» **About this exercise**:
Pull every line that holds the word "icon" from the entries.

» **Entries from a dataset of interfaces**:
=== Begin Enclosure ===

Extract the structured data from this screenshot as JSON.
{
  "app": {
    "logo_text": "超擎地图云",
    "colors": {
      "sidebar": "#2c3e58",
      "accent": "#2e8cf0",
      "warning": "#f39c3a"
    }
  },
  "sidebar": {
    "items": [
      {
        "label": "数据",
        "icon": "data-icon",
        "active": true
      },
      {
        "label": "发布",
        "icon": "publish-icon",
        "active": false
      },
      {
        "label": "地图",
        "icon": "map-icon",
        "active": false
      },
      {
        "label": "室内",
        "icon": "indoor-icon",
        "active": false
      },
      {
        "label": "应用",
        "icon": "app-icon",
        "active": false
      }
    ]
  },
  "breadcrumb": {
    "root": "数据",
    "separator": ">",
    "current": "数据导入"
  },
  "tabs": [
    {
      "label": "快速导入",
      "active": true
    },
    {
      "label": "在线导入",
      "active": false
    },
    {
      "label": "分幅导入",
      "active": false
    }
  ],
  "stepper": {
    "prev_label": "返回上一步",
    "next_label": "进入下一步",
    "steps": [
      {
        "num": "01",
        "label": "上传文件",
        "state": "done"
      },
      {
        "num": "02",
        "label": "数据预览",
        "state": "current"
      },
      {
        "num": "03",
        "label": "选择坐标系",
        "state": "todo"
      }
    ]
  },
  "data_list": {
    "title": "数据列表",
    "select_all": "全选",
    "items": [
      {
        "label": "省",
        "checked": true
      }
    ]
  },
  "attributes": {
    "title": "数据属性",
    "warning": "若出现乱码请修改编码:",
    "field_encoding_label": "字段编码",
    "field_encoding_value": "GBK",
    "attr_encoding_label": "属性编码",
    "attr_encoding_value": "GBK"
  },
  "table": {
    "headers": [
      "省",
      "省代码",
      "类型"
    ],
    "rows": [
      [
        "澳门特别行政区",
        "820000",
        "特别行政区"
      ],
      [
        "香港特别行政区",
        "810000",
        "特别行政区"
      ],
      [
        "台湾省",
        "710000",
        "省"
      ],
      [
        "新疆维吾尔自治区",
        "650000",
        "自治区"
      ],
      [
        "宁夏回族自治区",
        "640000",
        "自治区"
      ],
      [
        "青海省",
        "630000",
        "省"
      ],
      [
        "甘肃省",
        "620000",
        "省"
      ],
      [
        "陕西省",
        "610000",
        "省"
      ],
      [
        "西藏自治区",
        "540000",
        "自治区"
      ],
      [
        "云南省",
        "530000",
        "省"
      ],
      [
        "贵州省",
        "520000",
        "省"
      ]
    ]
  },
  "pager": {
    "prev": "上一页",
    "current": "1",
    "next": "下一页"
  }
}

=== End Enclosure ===

» **Written answer**:
        "icon": "data-icon",
        "icon": "publish-icon",
        "icon": "map-icon",
        "icon": "indoor-icon",
        "icon": "app-icon",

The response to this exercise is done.